design by project brief

This document describes a research project that I planned to undertake in 2003. The project was to have enough quality to serve as a PhD project. The current state is that the scientific interest was established. I got the go-ahead that included the scientific support from a promotor. Unfortunately the institute did not have the financial means to also provide for accessories like a desk, telephone and a businesscard. I'd have had to undertake the efforts from home. Working in such a next to total state of isolation didn't appeal to me and I decided to continue my efforts in a different direction.

architecture and information technology

Drawing boards have disappeared from the architects firm. In the early 80'ies graphics terminals came on the market and software that turns a computer into a drawing machine emerged. 2D drawing software became commercially available and AutoCAD, being one of the first, managed to to date dominate the market. In the mechanical engineering domain 3d-modlellers became available. This software used an essentially different approach. Instead of manipulating the components of a drawing -point, line, surface- this software allows manipulating 3D objects. These objects can be rendered in many different ways. Now a similar approach is emerging in software for architectural design. Object Orientation generally is considered to be the engine that drives the idea of buildings being composed of objects that can be graphically manipulated and rendered. We are becoming aware of architects not producing drawings.

the architect makes a model

Architects develop a model for a building. That model usually or next to exclusively is presented in the form of drawings. Hence we mistake the architect for a producer of drawings. Rather the architect makes a model for a building. The easiest, most understandable way of communicating the model is by rendering it graphically. Other renditions of the same model however do exist. The construction companies that are going the build the thing, along with the drawings, receive a book of written specifications. This spec book is also a rendition of the model prepared by the architect. If a scale-model were needed for wind tunnel testing, such a scale model too is a rendition of the model prepared by the architect.

the architect fulfills a demand

Architects are business driven artists. Their products carry aspects of both the world of art and the world of plain production of artifacts. Every architect has his own position on the gliding scale from sculpturer to building engineer. To make a living they do work from requirements defined by a principal. These requirements, the project brief, do not uniquely identify the solution. They leave room to be filled in by the architect. The architect adds his vision to the requirements to come to a design, a model that merges the principals' requirements with the architects' vision.

the base process

I here present an extremely simplified model for the process of, from requirements and vision coming to the built environment.(Also see my write-up for the Information Architect , from which the below scheme is taken.)
from opportunity to solution
The design process is executed by the architect, the construct process is executed by a building construction company. The vision is managed by the architect. The requirement is managed by the principal.

research focus

architectural modeling

The newest products on the market achieve component based modeling. These products do not support the design process. They are geared towards denoting the outcome of the design process. Much of the research is concentrating on the design process. The goal is to find ways that allow the architect to work what is often called top-down. Vague-specific would be a better characterization and research in that direction can be found. Some research focuses on collaborative design where geographically dispersed parties can together work on a single design.

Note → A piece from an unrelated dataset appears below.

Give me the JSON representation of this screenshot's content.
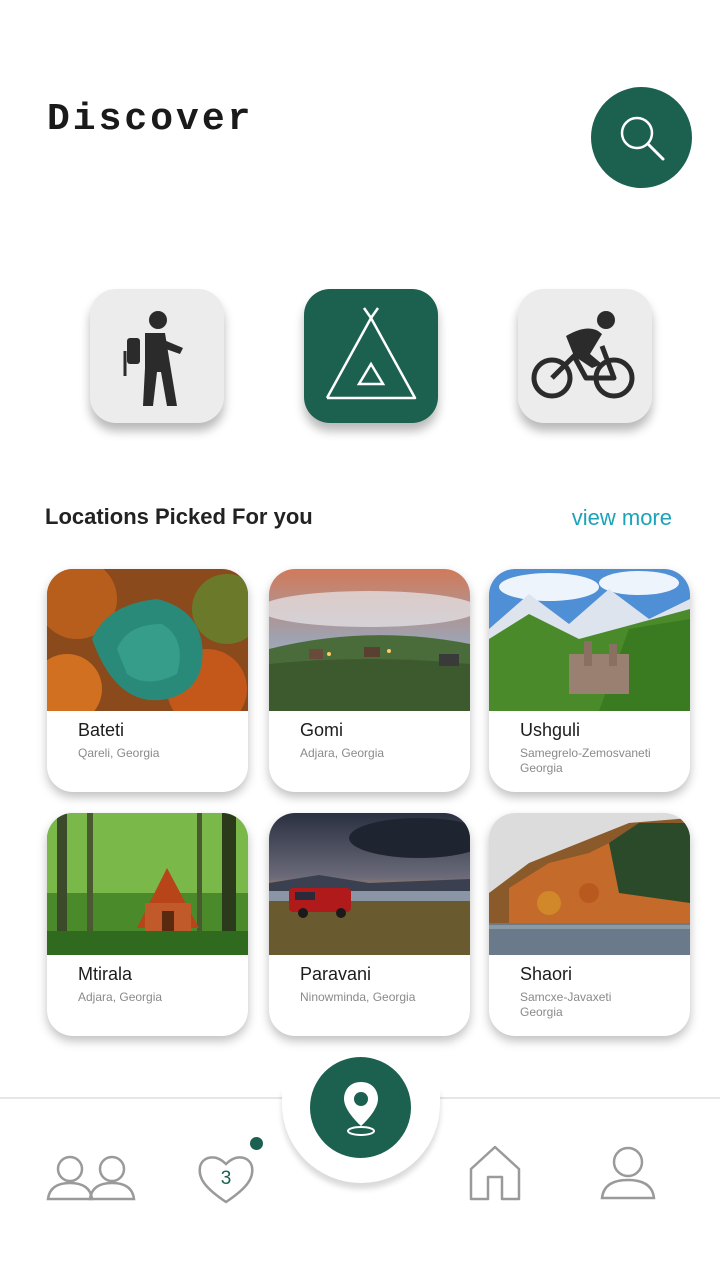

A complete description of research in the field of IT and building design and construction can be found at the roadcon website . This is a Europe wide initiative to organize efforts made by European researchers. In follow-up documents, after inviting participants to formulate specific research subjects, it is concluded that few proposals were made to address the early stages in the design process, the stages where the requirement -the project brief- plays an important role.

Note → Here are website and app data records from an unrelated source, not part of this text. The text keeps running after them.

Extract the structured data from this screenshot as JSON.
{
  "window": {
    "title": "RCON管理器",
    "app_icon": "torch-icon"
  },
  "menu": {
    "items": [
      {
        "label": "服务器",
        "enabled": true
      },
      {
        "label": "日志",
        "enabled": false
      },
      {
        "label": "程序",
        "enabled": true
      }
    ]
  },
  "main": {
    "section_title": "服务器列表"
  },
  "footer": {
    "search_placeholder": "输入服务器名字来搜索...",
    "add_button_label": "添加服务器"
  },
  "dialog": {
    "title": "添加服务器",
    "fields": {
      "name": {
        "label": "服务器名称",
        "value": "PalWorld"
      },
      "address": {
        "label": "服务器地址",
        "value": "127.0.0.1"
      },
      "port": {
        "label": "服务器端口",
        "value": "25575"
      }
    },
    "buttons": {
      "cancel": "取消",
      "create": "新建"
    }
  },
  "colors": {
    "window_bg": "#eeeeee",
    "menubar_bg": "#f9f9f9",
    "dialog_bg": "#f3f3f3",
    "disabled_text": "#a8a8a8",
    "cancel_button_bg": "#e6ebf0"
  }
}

design by project brief

This research aims at developing instruments that These improvements can be achieved by applying simple process control models to the design process.
controlled output
In building construction terminology, the model that the architect created, the output, is reconciled against the project brief, the input into the design process. Discrepancies then get resolved by adjusting the designed model and/or adjusting the information in the project brief. This control mechanism is a feedback type of control. The research will also attempt to resolve a feed-forward control mechanism. A mechanism that, taking the project brief, will give the design process a head start as by providing appropriate renditions of the project brief. Where in the project it will be necessary to validate findings and solutions, this will be done against real-life cases in the design of hospitals. Hospital buildings are complex in the sense that they house many different functions. They are complex enough to require design process participants to have tools and methods for validating the designed model. Another consideration is that for the design of hospitals normative rules are available from identifiable institutes. The project will aim at also producing software that illustrates the workability of the ideas. The plan is to resolve this software such that it can cooperate with existing and commercially available packages for architectural design.

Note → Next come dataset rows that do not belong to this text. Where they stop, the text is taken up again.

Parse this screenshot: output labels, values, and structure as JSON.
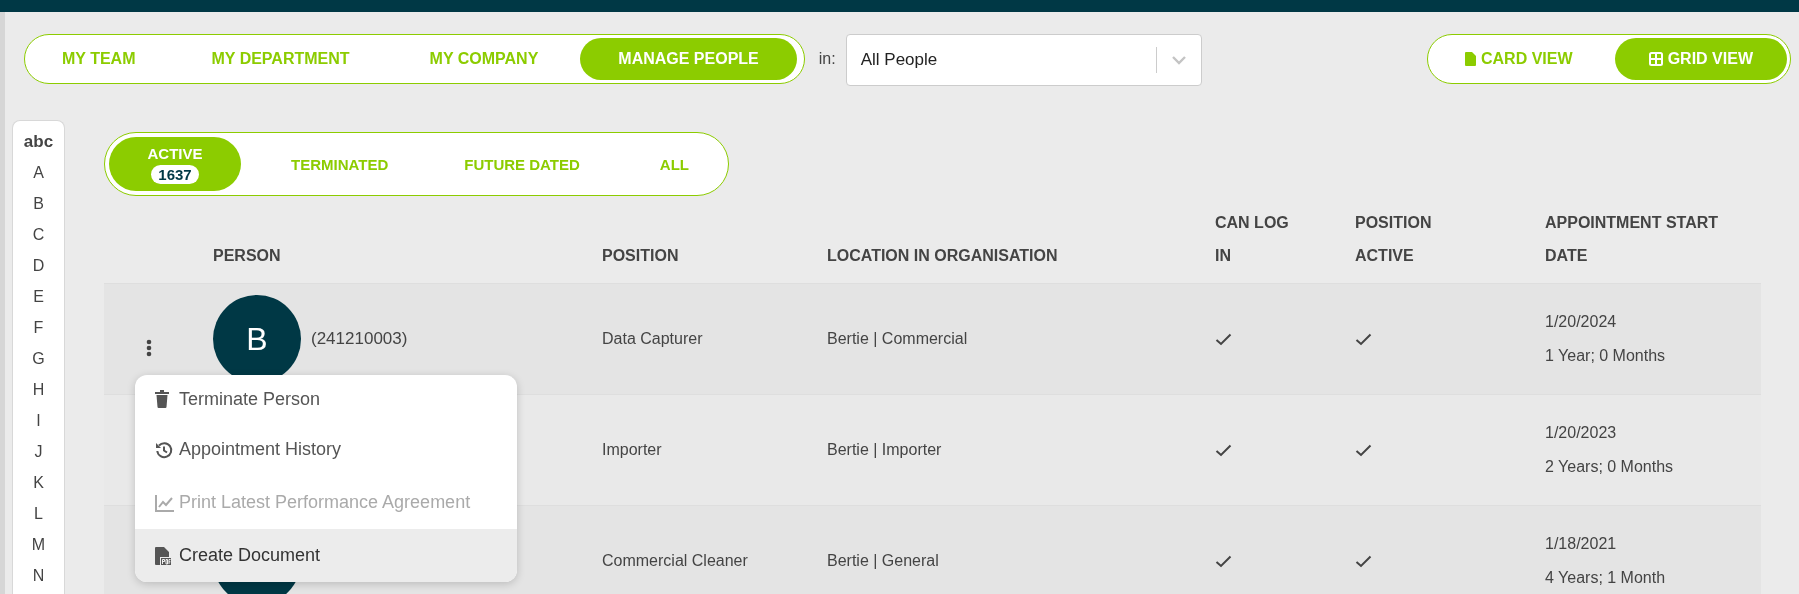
{
  "nav_tabs": [
    {
      "label": "MY TEAM",
      "selected": false
    },
    {
      "label": "MY DEPARTMENT",
      "selected": false
    },
    {
      "label": "MY COMPANY",
      "selected": false
    },
    {
      "label": "MANAGE PEOPLE",
      "selected": true
    }
  ],
  "scope": {
    "label": "in:",
    "value": "All People"
  },
  "view_toggle": [
    {
      "label": "CARD VIEW",
      "kind": "file",
      "selected": false
    },
    {
      "label": "GRID VIEW",
      "kind": "grid",
      "selected": true
    }
  ],
  "alphabet": [
    {
      "label": "abc",
      "selected": true
    },
    {
      "label": "A",
      "selected": false
    },
    {
      "label": "B",
      "selected": false
    },
    {
      "label": "C",
      "selected": false
    },
    {
      "label": "D",
      "selected": false
    },
    {
      "label": "E",
      "selected": false
    },
    {
      "label": "F",
      "selected": false
    },
    {
      "label": "G",
      "selected": false
    },
    {
      "label": "H",
      "selected": false
    },
    {
      "label": "I",
      "selected": false
    },
    {
      "label": "J",
      "selected": false
    },
    {
      "label": "K",
      "selected": false
    },
    {
      "label": "L",
      "selected": false
    },
    {
      "label": "M",
      "selected": false
    },
    {
      "label": "N",
      "selected": false
    }
  ],
  "status_tabs": [
    {
      "label": "ACTIVE",
      "count": "1637",
      "selected": true
    },
    {
      "label": "TERMINATED",
      "selected": false
    },
    {
      "label": "FUTURE DATED",
      "selected": false
    },
    {
      "label": "ALL",
      "selected": false
    }
  ],
  "table": {
    "columns": [
      "PERSON",
      "POSITION",
      "LOCATION IN ORGANISATION",
      "CAN LOG IN",
      "POSITION ACTIVE",
      "APPOINTMENT START DATE"
    ],
    "rows": [
      {
        "avatar": true,
        "avatar_initial": "B",
        "person_id": "(241210003)",
        "position": "Data Capturer",
        "location": "Bertie | Commercial",
        "can_log_in": true,
        "position_active": true,
        "start_date": "1/20/2024",
        "duration": "1 Year; 0 Months"
      },
      {
        "avatar": false,
        "position": "Importer",
        "location": "Bertie | Importer",
        "can_log_in": true,
        "position_active": true,
        "start_date": "1/20/2023",
        "duration": "2 Years; 0 Months"
      },
      {
        "avatar": true,
        "position": "Commercial Cleaner",
        "location": "Bertie | General",
        "can_log_in": true,
        "position_active": true,
        "start_date": "1/18/2021",
        "duration": "4 Years; 1 Month"
      }
    ]
  },
  "row_menu": {
    "items": [
      {
        "label": "Terminate Person",
        "kind": "trash",
        "disabled": false,
        "highlighted": false
      },
      {
        "label": "Appointment History",
        "kind": "history",
        "disabled": false,
        "highlighted": false
      },
      {
        "label": "Print Latest Performance Agreement",
        "kind": "chart",
        "disabled": true,
        "highlighted": false
      },
      {
        "label": "Create Document",
        "kind": "pdf",
        "disabled": false,
        "highlighted": true
      }
    ]
  }
}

If you have comments on this proposed research, for instance with respect to: If you have suggestions, if you know of people working on more or less the same type of problem, if you in one way or the other would like to contribute, then send me an email.
Theo van Eijndhoven, 2003